We recently read a fascinating article in the Walrus about “The Rise of Junk Science”. The article describes an ironic consequence of the economics of the publishing industry. In the late 1990s and early 2000s ownership of academic journals had consolidated into a cozy oligopoly that had begun raising prices very aggressively. In response to high prices and enabled by the internet, a new model of “open access” journals were created. The open-access model, “democratized and globalized a process that had been considered elitist and exploitative by many researchers.
However, the open-access model was distorted by an abundance of “junk” publications that that accept almost all submissions with little editing or peer review.
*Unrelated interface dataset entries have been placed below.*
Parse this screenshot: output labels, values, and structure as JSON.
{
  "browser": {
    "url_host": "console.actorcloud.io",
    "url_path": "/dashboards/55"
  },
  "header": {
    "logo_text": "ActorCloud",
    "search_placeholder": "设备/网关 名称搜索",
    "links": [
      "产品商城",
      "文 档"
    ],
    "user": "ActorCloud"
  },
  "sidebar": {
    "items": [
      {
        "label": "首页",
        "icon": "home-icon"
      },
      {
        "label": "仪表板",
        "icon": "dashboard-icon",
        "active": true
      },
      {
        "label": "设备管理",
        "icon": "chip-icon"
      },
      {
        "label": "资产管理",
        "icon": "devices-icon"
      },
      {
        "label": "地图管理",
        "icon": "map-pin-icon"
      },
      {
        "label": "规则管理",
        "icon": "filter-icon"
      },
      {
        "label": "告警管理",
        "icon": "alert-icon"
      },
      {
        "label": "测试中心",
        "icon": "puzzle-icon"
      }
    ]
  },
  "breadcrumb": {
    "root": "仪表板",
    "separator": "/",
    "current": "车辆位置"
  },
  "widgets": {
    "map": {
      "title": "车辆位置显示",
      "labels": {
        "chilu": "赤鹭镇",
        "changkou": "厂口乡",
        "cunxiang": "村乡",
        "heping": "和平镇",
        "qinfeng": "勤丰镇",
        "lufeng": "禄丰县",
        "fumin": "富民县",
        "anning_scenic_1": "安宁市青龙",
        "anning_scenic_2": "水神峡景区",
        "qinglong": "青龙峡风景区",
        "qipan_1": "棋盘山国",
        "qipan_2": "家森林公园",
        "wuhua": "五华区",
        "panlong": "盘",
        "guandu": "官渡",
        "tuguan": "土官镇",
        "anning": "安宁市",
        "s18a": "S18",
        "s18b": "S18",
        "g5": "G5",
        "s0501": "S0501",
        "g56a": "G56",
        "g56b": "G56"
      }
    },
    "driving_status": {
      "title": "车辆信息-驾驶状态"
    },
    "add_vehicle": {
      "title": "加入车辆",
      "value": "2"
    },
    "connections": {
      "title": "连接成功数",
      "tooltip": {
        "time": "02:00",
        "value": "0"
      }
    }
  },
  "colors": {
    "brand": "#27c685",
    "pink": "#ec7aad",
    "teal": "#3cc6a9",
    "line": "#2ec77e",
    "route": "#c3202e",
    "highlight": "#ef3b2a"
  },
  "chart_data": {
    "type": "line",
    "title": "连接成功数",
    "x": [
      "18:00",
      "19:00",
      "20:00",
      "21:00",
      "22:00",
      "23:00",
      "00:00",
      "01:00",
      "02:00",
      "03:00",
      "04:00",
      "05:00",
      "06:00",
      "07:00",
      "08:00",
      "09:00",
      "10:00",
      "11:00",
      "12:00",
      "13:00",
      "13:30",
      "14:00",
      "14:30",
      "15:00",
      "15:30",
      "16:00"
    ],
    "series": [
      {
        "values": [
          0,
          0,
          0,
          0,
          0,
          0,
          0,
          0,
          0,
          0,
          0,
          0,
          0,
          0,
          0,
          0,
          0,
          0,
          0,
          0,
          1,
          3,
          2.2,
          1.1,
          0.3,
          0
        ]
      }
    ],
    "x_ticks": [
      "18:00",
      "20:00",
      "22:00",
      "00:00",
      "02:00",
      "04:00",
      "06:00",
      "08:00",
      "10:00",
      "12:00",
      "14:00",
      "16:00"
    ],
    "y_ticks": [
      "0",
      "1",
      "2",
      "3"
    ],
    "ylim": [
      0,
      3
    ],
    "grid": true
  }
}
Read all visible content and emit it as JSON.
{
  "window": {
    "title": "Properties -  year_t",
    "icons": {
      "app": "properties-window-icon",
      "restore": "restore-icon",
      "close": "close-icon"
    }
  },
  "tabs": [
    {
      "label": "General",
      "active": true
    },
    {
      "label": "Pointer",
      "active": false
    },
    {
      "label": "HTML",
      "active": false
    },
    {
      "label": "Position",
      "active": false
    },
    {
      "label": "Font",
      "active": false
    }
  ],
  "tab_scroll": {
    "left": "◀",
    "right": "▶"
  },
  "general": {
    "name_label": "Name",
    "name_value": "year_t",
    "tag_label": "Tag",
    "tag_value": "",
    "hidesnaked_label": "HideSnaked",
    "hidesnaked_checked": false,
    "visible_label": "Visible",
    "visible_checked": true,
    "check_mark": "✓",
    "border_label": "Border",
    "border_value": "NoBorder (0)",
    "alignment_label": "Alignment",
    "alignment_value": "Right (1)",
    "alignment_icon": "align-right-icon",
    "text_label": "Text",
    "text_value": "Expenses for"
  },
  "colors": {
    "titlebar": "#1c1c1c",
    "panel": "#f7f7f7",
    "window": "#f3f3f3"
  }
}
The article warns that, “Fake and flawed studies are so pervasive that the presumed authority of an expert or researcher in a scholarly journal is no longer what it used to be.” The article goes on to say that, “If a critical mass of scientists become untrustworthy a tipping point is possible in which the scientific enterprise itself becomes inherently corrupt and public trust is lost.”
If you are involved with a university or rely on academic journals in your decision making, this article is worth a read.